Another historical first for D36 was the first female winner of the World Championship of Public Speaking, Evelyn-Jane Davis (also known as E.J. Burgay), in 1977 at the convention in Toronto, Canada. She became the District 36 Governor ten years later and served on the Board of Directors in 1991-1993 from Region 8.

Within 2 miles of the convention hotel are 105 clubs in District 36 or District 27.  Click the map to connect to the Find-a-Club listings at TI's website.

Within 2 miles of the convention hotel are 105 clubs in District 36 or District 27. Click the map to connect to the Find-a-Club listings at TI’s website.

The convention hotel is physically located in District 36. The National Mall is one of the dividing lines between Districts 36 and 27. Although it has the highest district #, District 36 is the oldest district in the metropolitan DC area, spawning off in chronological order District 66, 18, and 27. District 27 split in 2011 to form District 29.

Seven International Presidents had their roots in the following local Toastmasters districts (as of July 2010 before the regions were redefined):

Year       District President

2005-06 18           Dilip Abayasekara, DTM, AS

1994-95 27           Pauline Shirley, DTM

1992-93 27           Bennie E. Bough, DTM

1986-87 18           Ted C. Wood, DTM

1982-83 36           William O. Miller, DTM

1976-77 36           Robert W. Blakeley, DTM

1961-62 36           Herman E. Hoche

The four districts in the Baltimore-Washington metropolitan area have the following breakdown:

District  # clubs as of 6/30/2016  #members*       # Distinguished Clubs per #club base 7/1/2015

18           112         2537       56/116 = 48.28%

27           114         2372       54/123 = 43.90%

29           148         2980       83/138 = 60.14%

36           212         4420       117/201 = 58.21%

*# members calculated as total number of payments divided by two

Many club members live in one of the four local districts, work in a second, and are members of clubs in a third district.

District 36 is the smallest of the four local districts in geographical size and can be traversed in less than one hour (if no traffic delays exist!). District 18 is the largest in geographical size and includes parts of five states: West Virginia, Virginia, Pennsylvania, Maryland, and Delaware.

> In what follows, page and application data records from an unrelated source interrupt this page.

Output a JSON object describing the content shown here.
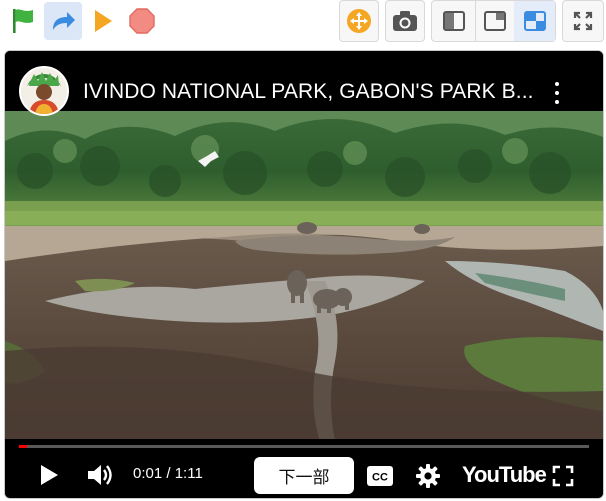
{
  "toolbar": {
    "left_buttons": [
      {
        "icon": "green-flag-icon",
        "color": "#3fb23f"
      },
      {
        "icon": "redo-arrow-icon",
        "color": "#3b8be0"
      },
      {
        "icon": "play-icon",
        "color": "#f5a623"
      },
      {
        "icon": "stop-icon",
        "color": "#f28b82"
      }
    ],
    "right_buttons": [
      {
        "icon": "move-cross-icon",
        "color": "#f5a623"
      },
      {
        "icon": "camera-icon",
        "color": "#555555"
      },
      {
        "icon": "layout-left-panel-icon"
      },
      {
        "icon": "layout-right-panel-icon"
      },
      {
        "icon": "layout-small-stage-icon",
        "color": "#3b8be0"
      },
      {
        "icon": "fullscreen-icon"
      }
    ]
  },
  "player": {
    "title": "IVINDO NATIONAL PARK, GABON'S PARK B...",
    "time_current": "0:01",
    "time_separator": " / ",
    "time_total": "1:11",
    "progress_fraction": 0.014,
    "next_label": "下一部",
    "cc_label": "CC",
    "brand": "YouTube"
  }
}
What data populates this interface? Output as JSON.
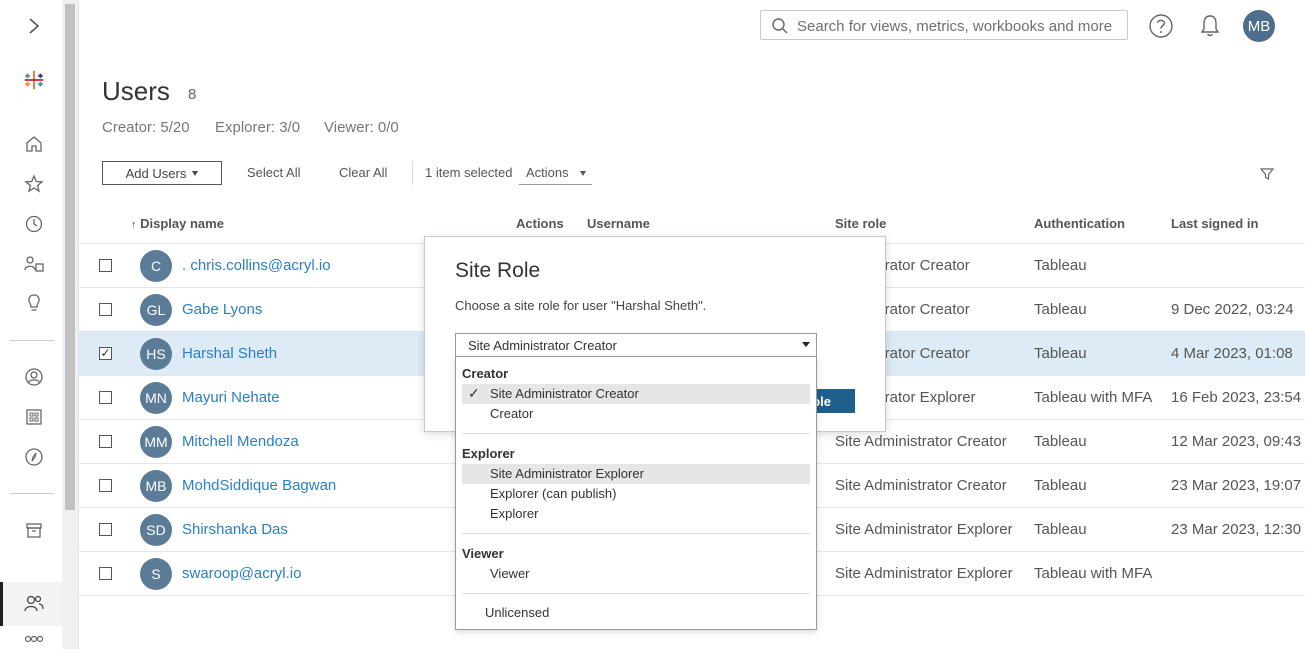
{
  "search": {
    "placeholder": "Search for views, metrics, workbooks and more"
  },
  "user_avatar": "MB",
  "page": {
    "title": "Users",
    "count": "8"
  },
  "licenses": {
    "creator": "Creator: 5/20",
    "explorer": "Explorer: 3/0",
    "viewer": "Viewer: 0/0"
  },
  "toolbar": {
    "add_users": "Add Users",
    "select_all": "Select All",
    "clear_all": "Clear All",
    "selected_count": "1 item selected",
    "actions": "Actions"
  },
  "table": {
    "columns": {
      "display_name": "Display name",
      "sort_indicator": "↑",
      "actions": "Actions",
      "username": "Username",
      "site_role": "Site role",
      "authentication": "Authentication",
      "last_signed_in": "Last signed in"
    },
    "rows": [
      {
        "initials": "C",
        "name": ". chris.collins@acryl.io",
        "role": "inistrator Creator",
        "auth": "Tableau",
        "last": "",
        "checked": false
      },
      {
        "initials": "GL",
        "name": "Gabe Lyons",
        "role": "inistrator Creator",
        "auth": "Tableau",
        "last": "9 Dec 2022, 03:24",
        "checked": false
      },
      {
        "initials": "HS",
        "name": "Harshal Sheth",
        "role": "inistrator Creator",
        "auth": "Tableau",
        "last": "4 Mar 2023, 01:08",
        "checked": true
      },
      {
        "initials": "MN",
        "name": "Mayuri Nehate",
        "role": "inistrator Explorer",
        "auth": "Tableau with MFA",
        "last": "16 Feb 2023, 23:54",
        "checked": false
      },
      {
        "initials": "MM",
        "name": "Mitchell Mendoza",
        "role": "Site Administrator Creator",
        "auth": "Tableau",
        "last": "12 Mar 2023, 09:43",
        "checked": false
      },
      {
        "initials": "MB",
        "name": "MohdSiddique Bagwan",
        "role": "Site Administrator Creator",
        "auth": "Tableau",
        "last": "23 Mar 2023, 19:07",
        "checked": false
      },
      {
        "initials": "SD",
        "name": "Shirshanka Das",
        "role": "Site Administrator Explorer",
        "auth": "Tableau",
        "last": "23 Mar 2023, 12:30",
        "checked": false
      },
      {
        "initials": "S",
        "name": "swaroop@acryl.io",
        "role": "Site Administrator Explorer",
        "auth": "Tableau with MFA",
        "last": "",
        "checked": false
      }
    ]
  },
  "modal": {
    "title": "Site Role",
    "description": "Choose a site role for user \"Harshal Sheth\".",
    "selected": "Site Administrator Creator",
    "button": "ole"
  },
  "dropdown": {
    "creator_group": "Creator",
    "creator_options": [
      "Site Administrator Creator",
      "Creator"
    ],
    "explorer_group": "Explorer",
    "explorer_options": [
      "Site Administrator Explorer",
      "Explorer (can publish)",
      "Explorer"
    ],
    "viewer_group": "Viewer",
    "viewer_options": [
      "Viewer"
    ],
    "unlicensed": "Unlicensed",
    "checkmark": "✓"
  },
  "colors": {
    "accent": "#1f5f8b",
    "link": "#2a7fc5",
    "avatar": "#5b7b96",
    "selected_row": "#dcebf5"
  }
}
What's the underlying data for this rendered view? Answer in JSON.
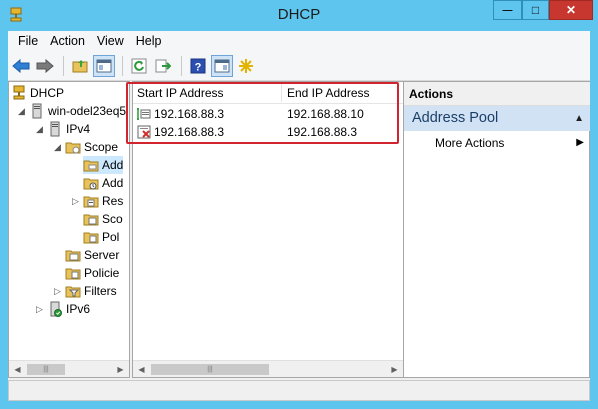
{
  "window": {
    "title": "DHCP",
    "minimize_glyph": "—",
    "maximize_glyph": "□",
    "close_glyph": "✕"
  },
  "menu": [
    "File",
    "Action",
    "View",
    "Help"
  ],
  "toolbar": {
    "icons": [
      "back-arrow-icon",
      "forward-arrow-icon",
      "up-folder-icon",
      "show-hide-tree-icon",
      "refresh-icon",
      "export-list-icon",
      "help-icon",
      "properties-pane-icon",
      "new-scope-star-icon"
    ]
  },
  "tree": {
    "root": "DHCP",
    "server": "win-odel23eq5",
    "ipv4": "IPv4",
    "scope": "Scope",
    "scope_children": [
      "Add",
      "Add",
      "Res",
      "Sco",
      "Pol"
    ],
    "server_options": "Server",
    "policies": "Policie",
    "filters": "Filters",
    "ipv6": "IPv6"
  },
  "list": {
    "columns": [
      "Start IP Address",
      "End IP Address"
    ],
    "rows": [
      {
        "start": "192.168.88.3",
        "end": "192.168.88.10",
        "type": "range"
      },
      {
        "start": "192.168.88.3",
        "end": "192.168.88.3",
        "type": "exclusion"
      }
    ]
  },
  "actions": {
    "header": "Actions",
    "section": "Address Pool",
    "items": [
      "More Actions"
    ]
  },
  "colors": {
    "title_bar": "#5ec6ee",
    "close_button": "#c7372f",
    "highlight": "#d1242f",
    "actions_section": "#d2e2f5"
  }
}
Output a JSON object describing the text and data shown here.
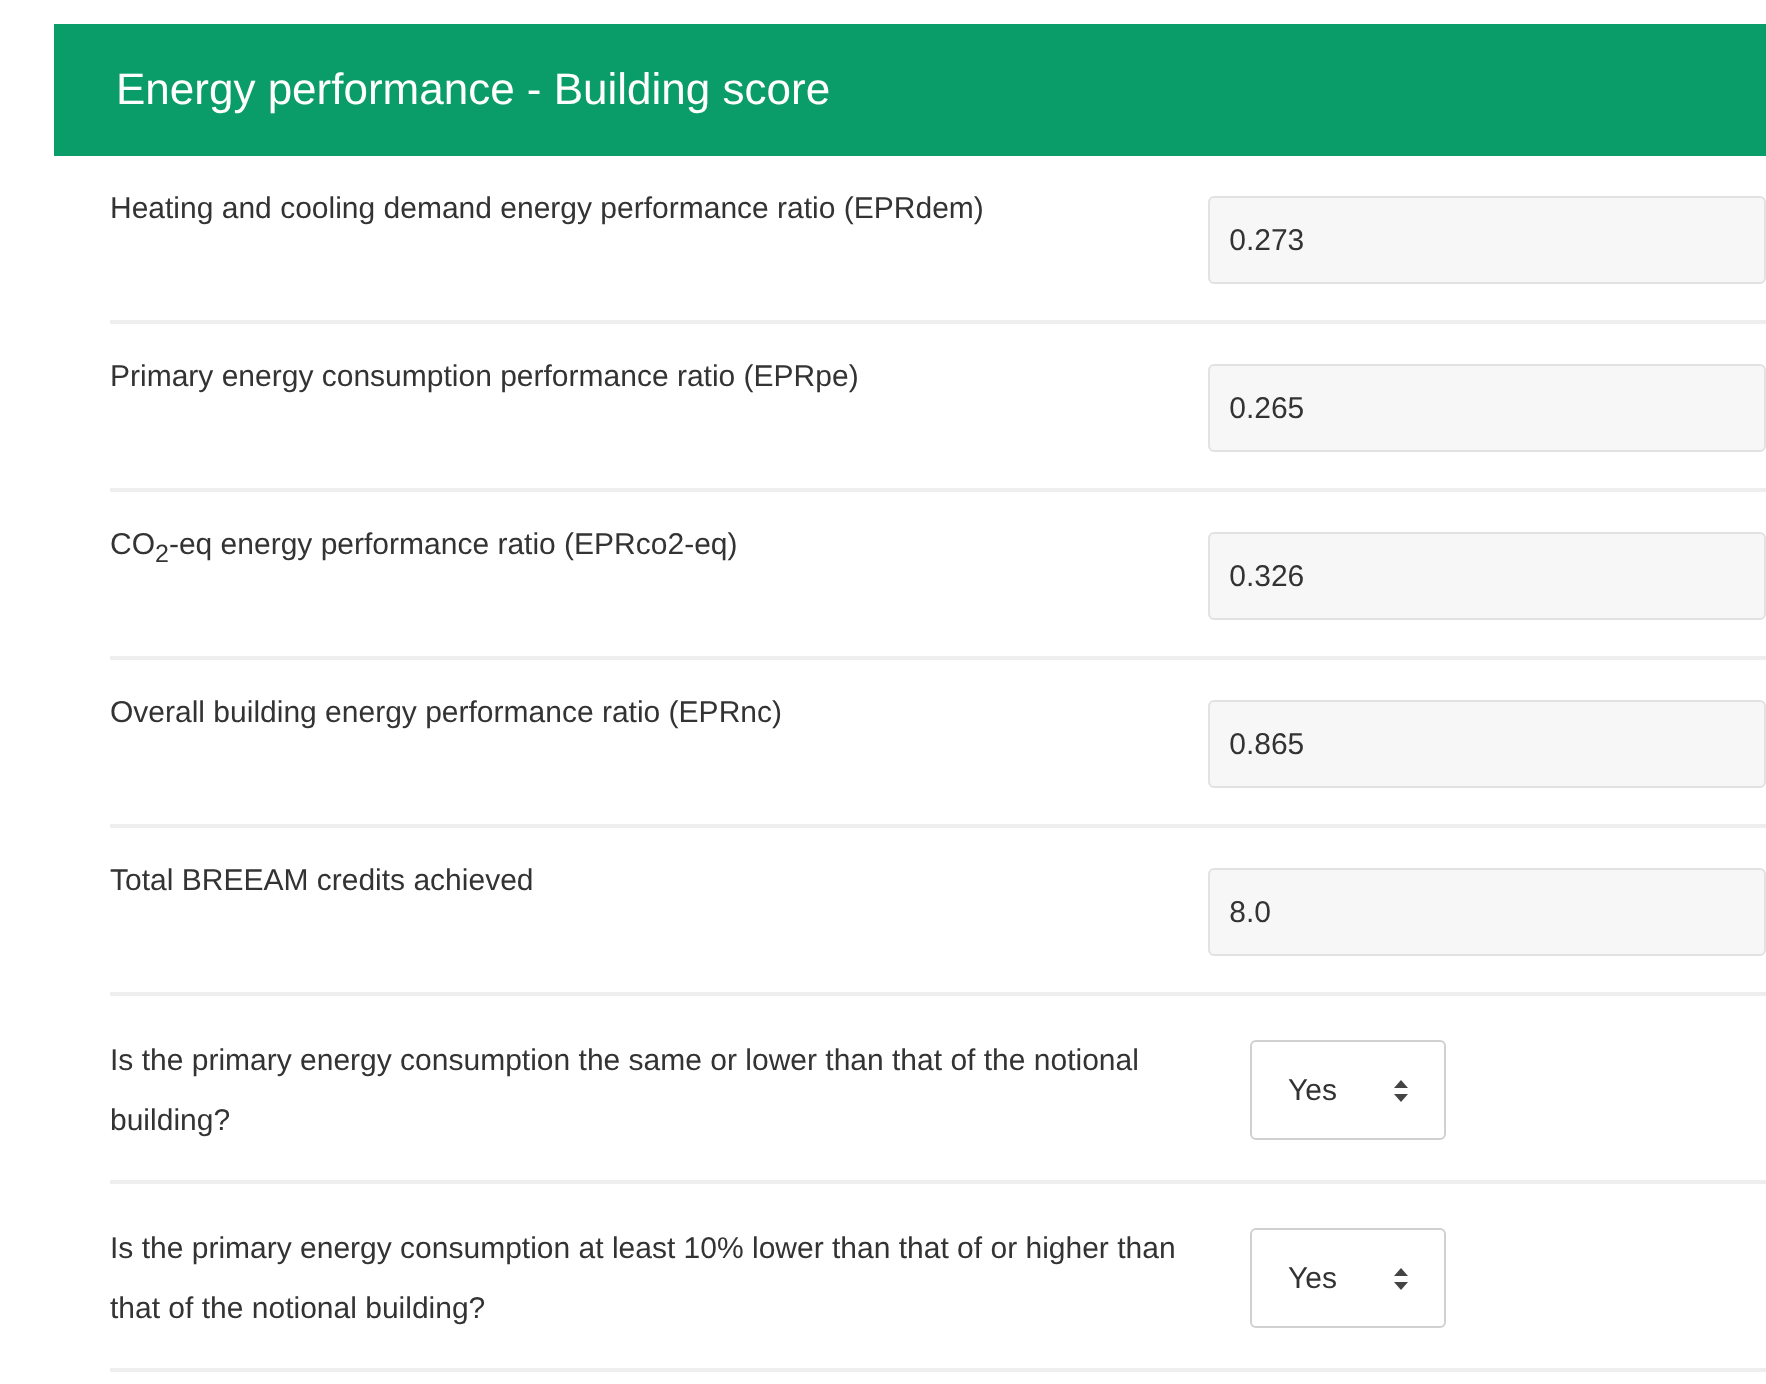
{
  "panel": {
    "title": "Energy performance - Building score"
  },
  "fields": [
    {
      "kind": "text",
      "label": "Heating and cooling demand energy performance ratio (EPRdem)",
      "value": "0.273"
    },
    {
      "kind": "text",
      "label": "Primary energy consumption performance ratio (EPRpe)",
      "value": "0.265"
    },
    {
      "kind": "text",
      "label": "CO$_{2}$-eq energy performance ratio (EPRco2-eq)",
      "value": "0.326"
    },
    {
      "kind": "text",
      "label": "Overall building energy performance ratio (EPRnc)",
      "value": "0.865"
    },
    {
      "kind": "text",
      "label": "Total BREEAM credits achieved",
      "value": "8.0"
    },
    {
      "kind": "select",
      "label": "Is the primary energy consumption the same or lower than that of the notional building?",
      "value": "Yes"
    },
    {
      "kind": "select",
      "label": "Is the primary energy consumption at least 10% lower than that of or higher than that of the notional building?",
      "value": "Yes"
    }
  ]
}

This year, both District 29 and 36 achieved Select Distinguished District status and they will be recognized at the Hall of Fame Thursday night. Expect to see many club members on the stage and to hear lots of whooping and hollering!”.